Palestinian citizens of Israel in Haifa, from which some families in Sheikh Jarrah were originally expelled, have protested in recent days, as have their brethren in Nazareth and Jaffa.
Israel’s paramilitary Border Police were deployed to Lydd, a Palestinian city inside Israel also known as Lod, on Tuesday following more than a day of riots.
Israeli Prime Minister Benjamin Netanyahu meanwhile convened an emergency meeting over massive rioting in the city.
Lydd’s mayor, Yair Revivo, asked Netanyahu to call in the Israeli military to the city and “impose a curfew,” describing the situation as “an intifada of Arab Israelis,” using the term Israelis typically use for Palestinian citizens of the state.
Revivo claimed that “civil war has erupted” in the city and that synagogues and cars were being burned while Orthodox nationalist Jews were roaming the streets with guns.
A Palestinian man was shot and killed by a Jewish Israeli vigilante in Lydd on Monday in a suspected hate crime.
Palestinians in Lydd had rallied in defense of al-Aqsa mosque on Monday and in solidarity with families in Sheikh Jarrah.
Palestinian families in Lydd have also been subjected to forced displacement via home demolitions as Israeli land zoning privileges housing for Jewish citizens over Palestinians.

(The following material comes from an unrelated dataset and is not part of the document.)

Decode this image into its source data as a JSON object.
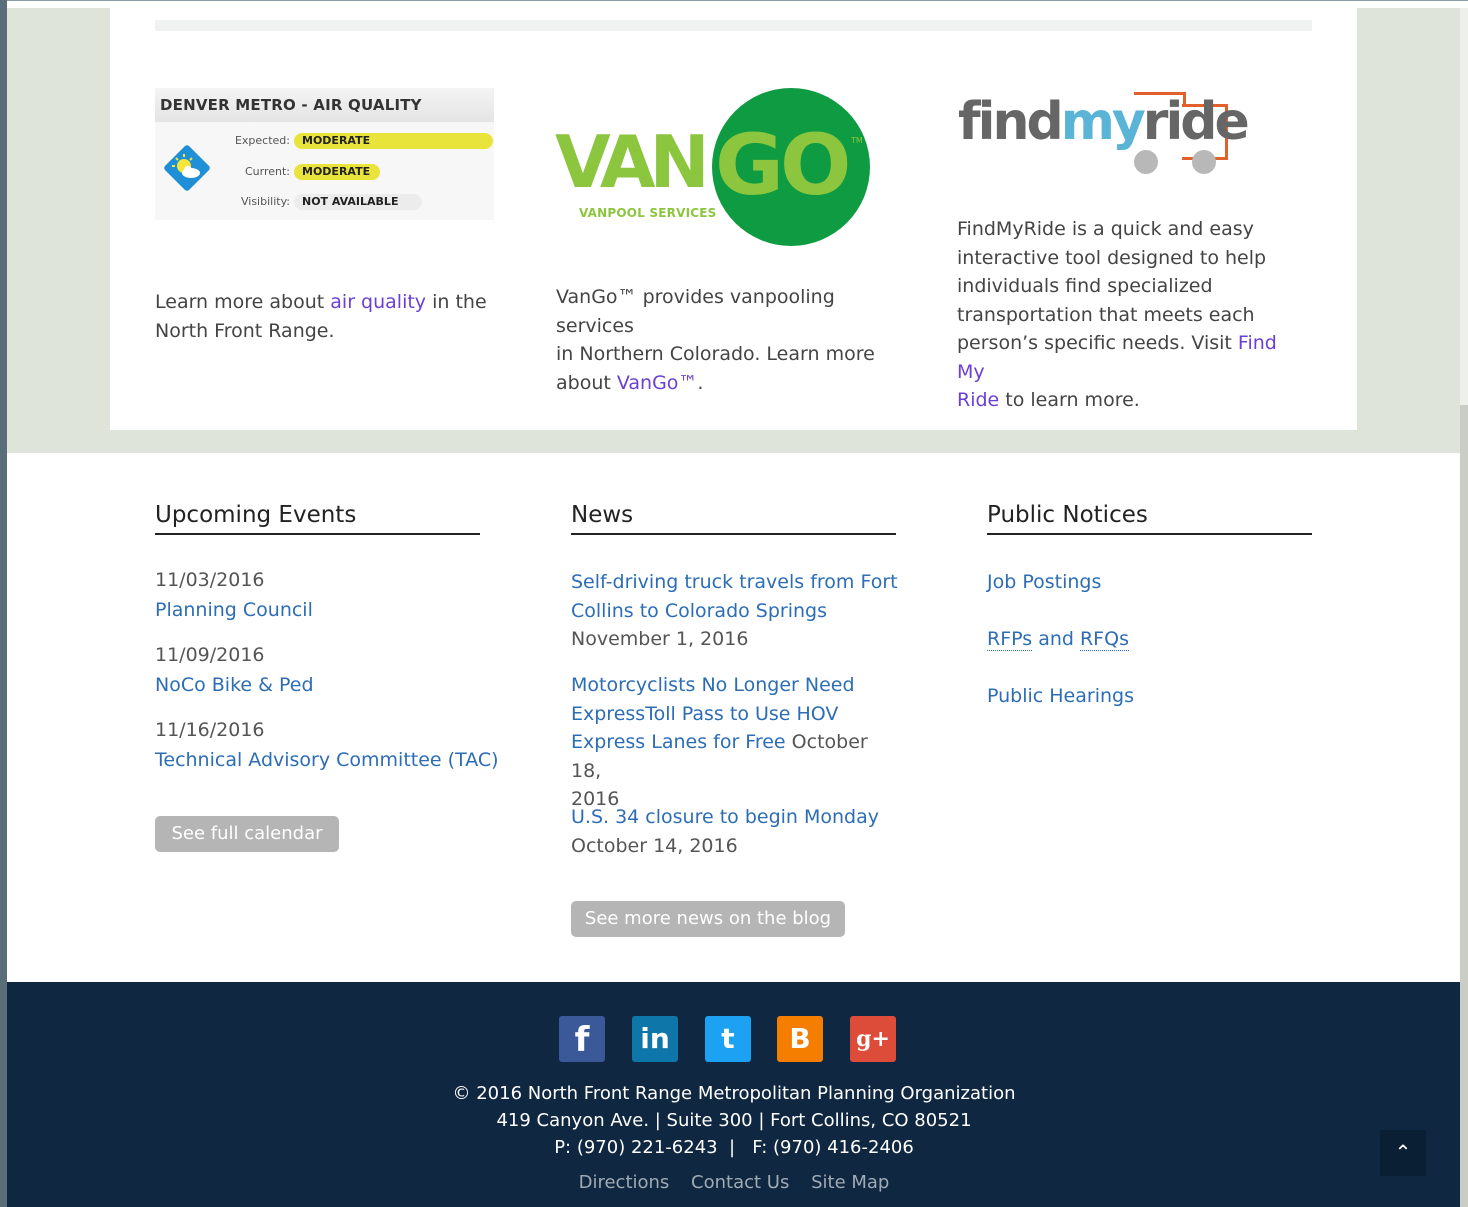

A growing consensus recognizes what Palestinians have been saying for years: that Israel has “pursued an intent to maintain the domination of Jewish Israelis over Palestinians throughout the territory it controls,” as Human Rights Watch recently concluded.
Lydd’s mayor warned on Tuesday that “we have completely lost control,” indicating that the state is finding that Palestinian citizens of Israel, who are subjected to dozens of discriminatory laws and economic and social marginalization, to be no longer governable.
The mayor’s call on Netanyahu to deploy the military to Lydd is akin to calling in arsonists to put out a fire.
But that is the only logic that the State of Israel knows.
Militarism is at the core of the Zionist project in Palestine which began long before Israel’s founding in 1948.
Military force was viewed as necessary to usurp Palestinian land and to quash indigenous resistance against that theft a century ago and remains so today.
Palestinians continue to resist the ongoing process of Zionist settler-colonization and don’t appear to be giving up anytime soon.
The will of a colonized people for liberation and self-determination cannot be crushed by military force, by siege, or any new technology from Israel’s innovative labs of oppression.
Just how many more lives will be lost before Israel accepts this truth is up to the rest of the world to decide.
Feature image: Palestinians in the West Bank city of Jenin protest against Israeli assaults on worshippers and planned evictions in Jerusalem. Oday Daibes APA images
Posted on Electronic Intifada 12 May 2021